He comes from a family steeped in military service, following in the footsteps of his two siblings, father and grandfather.
“We grew up in the military,” said Cornith, who became serious about attending West Point as a freshman at Nansemond River. “I’m not sure I had a real choice not to go into the military.”
“I couldn’t be prouder to have Cornith in the family business,” said retired Army Sgt. Major Sam McKoy, who is Cornith’s grandfather.
His father, retired Col. Frederick A. Cross, spent 30 years in the Army before retiring in 2011. During his career, Cross and his wife, Angela, moved their family 18 times, with stints in Texas, Pennsylvania, California, Georgia, Germany and South Korea.
Cornith’s older brother, 2nd Lt. Geordan Cross, 23, serves in the Virginia National Guard. A 2011 graduate of Nansemond River and a 2015 graduate of the University of Virginia’s College at Wise, Geordan served in the Army ROTC throughout college. He earned a degree in criminal justice and plans to join the Virginia State Police.
Their older sister, U.S. Army 1st Lt. Triada Cross, graduated from West Point in 2013. She flew in from Fort Hood, Texas, Friday for the family festivities.
While celebrating graduation, Fred Cross says his family will also pay tribute to service members who died while serving their country.

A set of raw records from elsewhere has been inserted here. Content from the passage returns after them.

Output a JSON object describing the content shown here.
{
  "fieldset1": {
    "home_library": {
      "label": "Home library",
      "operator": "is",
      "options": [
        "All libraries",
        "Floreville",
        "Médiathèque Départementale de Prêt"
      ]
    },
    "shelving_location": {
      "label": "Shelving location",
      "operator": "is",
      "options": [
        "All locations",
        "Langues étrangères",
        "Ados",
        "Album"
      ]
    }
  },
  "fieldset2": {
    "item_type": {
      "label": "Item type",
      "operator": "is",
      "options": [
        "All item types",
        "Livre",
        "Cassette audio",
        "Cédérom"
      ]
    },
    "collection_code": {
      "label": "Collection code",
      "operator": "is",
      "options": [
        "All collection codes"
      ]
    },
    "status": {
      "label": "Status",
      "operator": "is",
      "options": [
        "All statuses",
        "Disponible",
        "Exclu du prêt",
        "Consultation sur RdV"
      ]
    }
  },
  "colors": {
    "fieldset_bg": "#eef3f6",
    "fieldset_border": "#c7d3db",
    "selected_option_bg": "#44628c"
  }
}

“It’s close and personal for us,” he said. “We know people who have given the ultimate sacrifice. We will not forget them.”
He said he was glad his children chose to forge paths in the military.
“They are heading for a lifetime of excitement, leadership and honor,” he said. “I’m proud of them.”